> _TASK DETAILS_: When the word "labels" appears in a line of the data below, list that line.
[[ DATASET, beginning ]]
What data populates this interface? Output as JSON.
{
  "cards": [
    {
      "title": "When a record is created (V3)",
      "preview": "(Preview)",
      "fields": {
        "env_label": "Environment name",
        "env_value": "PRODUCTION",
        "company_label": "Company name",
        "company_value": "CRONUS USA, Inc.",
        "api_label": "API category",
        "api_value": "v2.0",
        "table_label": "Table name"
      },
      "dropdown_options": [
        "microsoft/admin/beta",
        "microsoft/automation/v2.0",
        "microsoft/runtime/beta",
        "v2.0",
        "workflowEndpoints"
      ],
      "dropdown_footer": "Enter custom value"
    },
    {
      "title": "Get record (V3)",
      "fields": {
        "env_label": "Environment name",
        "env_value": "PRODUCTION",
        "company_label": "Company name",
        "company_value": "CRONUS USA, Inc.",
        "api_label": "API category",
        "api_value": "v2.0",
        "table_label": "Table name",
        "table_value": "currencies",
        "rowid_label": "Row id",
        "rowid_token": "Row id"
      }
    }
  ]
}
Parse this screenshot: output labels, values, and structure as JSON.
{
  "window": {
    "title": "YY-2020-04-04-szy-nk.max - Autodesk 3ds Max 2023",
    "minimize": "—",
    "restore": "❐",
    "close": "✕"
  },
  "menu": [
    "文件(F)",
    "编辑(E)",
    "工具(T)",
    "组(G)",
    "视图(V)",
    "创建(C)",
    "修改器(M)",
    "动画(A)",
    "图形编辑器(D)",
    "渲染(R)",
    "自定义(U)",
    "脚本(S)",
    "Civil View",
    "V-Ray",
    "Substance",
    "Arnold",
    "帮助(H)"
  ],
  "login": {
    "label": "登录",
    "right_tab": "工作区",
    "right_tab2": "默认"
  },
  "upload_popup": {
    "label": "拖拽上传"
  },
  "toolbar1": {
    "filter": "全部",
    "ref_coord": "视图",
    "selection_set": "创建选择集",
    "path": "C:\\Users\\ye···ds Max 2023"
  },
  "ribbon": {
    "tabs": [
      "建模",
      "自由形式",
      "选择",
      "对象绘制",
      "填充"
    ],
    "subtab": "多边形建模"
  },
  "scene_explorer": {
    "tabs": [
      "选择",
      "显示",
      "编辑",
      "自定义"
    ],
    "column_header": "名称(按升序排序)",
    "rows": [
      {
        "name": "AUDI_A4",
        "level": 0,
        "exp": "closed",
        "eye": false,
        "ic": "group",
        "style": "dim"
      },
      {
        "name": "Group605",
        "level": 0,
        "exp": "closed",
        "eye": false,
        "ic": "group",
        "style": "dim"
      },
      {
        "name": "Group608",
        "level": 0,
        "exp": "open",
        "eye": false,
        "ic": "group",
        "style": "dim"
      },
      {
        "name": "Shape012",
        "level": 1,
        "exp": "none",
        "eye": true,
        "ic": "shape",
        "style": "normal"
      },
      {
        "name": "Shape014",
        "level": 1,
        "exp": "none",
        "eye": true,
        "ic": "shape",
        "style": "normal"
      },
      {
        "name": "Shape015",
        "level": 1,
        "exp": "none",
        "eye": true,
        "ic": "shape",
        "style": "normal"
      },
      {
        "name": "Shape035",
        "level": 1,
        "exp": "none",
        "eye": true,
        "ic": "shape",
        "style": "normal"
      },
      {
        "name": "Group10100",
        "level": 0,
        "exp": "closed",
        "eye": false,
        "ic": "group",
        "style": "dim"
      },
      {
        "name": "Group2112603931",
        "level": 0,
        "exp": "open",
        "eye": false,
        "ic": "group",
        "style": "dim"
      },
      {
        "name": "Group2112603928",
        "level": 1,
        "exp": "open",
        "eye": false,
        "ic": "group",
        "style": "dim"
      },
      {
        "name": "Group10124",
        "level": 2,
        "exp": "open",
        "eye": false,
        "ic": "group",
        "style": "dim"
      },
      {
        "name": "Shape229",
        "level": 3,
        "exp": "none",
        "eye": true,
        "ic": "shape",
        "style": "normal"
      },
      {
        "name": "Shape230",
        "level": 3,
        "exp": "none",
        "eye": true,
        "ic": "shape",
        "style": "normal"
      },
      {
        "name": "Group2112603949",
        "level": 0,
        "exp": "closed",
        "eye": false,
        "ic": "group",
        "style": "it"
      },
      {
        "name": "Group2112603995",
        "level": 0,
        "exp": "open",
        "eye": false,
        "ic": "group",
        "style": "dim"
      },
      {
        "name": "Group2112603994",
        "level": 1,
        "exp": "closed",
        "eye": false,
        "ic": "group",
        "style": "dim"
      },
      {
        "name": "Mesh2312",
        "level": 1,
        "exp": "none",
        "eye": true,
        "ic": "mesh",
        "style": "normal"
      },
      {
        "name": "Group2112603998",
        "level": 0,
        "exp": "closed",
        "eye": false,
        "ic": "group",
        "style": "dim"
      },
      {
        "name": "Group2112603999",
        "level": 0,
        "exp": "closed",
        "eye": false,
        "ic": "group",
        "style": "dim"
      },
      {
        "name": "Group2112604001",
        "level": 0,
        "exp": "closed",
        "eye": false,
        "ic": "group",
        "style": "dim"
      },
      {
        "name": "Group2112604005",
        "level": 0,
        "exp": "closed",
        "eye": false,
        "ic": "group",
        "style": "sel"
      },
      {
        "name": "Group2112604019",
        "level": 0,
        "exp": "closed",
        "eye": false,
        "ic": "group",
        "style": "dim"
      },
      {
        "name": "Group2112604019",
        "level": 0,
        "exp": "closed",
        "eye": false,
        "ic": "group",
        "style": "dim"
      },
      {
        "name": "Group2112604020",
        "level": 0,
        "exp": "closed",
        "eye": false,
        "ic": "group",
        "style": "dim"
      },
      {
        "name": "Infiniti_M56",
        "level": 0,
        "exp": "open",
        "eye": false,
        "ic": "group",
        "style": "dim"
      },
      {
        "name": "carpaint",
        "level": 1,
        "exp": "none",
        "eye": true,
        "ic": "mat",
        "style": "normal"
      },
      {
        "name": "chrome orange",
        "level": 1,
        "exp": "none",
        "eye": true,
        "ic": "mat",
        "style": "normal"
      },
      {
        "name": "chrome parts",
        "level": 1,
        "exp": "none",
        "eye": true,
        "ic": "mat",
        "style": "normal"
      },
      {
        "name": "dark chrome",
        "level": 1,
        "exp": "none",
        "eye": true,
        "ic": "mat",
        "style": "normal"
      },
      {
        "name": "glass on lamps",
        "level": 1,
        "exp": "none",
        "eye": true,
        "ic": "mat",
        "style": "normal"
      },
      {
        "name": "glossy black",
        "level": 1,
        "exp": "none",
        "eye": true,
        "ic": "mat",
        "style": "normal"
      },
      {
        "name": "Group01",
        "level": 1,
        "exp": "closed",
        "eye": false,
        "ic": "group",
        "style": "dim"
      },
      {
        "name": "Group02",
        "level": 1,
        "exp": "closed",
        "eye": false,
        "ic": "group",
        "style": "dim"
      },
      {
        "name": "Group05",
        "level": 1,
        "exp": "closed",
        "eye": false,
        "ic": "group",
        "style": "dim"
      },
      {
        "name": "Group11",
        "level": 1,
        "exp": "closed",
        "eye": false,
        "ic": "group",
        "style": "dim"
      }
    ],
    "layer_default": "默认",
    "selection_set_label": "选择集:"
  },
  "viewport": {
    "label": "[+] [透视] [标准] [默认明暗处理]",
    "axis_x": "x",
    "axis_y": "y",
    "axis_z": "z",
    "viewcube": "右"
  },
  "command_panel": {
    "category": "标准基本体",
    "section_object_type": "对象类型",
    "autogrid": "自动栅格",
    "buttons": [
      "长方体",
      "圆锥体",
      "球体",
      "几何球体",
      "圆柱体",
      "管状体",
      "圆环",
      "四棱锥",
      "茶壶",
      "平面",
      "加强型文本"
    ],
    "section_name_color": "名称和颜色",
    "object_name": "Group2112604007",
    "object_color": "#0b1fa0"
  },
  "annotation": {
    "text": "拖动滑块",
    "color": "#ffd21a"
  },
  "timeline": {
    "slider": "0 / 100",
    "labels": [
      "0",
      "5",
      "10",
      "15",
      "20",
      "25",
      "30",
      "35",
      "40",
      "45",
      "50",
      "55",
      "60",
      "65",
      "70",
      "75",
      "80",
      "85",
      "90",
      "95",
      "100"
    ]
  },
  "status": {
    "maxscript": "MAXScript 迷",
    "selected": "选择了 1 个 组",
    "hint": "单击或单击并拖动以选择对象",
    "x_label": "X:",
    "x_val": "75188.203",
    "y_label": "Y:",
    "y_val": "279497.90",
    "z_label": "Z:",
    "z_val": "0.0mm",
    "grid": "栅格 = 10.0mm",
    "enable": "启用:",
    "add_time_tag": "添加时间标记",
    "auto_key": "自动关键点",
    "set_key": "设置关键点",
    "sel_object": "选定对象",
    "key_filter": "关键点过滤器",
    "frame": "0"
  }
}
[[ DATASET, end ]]
> _EXERCISE SOLUTION_:
Parse this screenshot: output labels, values, and structure as JSON.
    "labels": [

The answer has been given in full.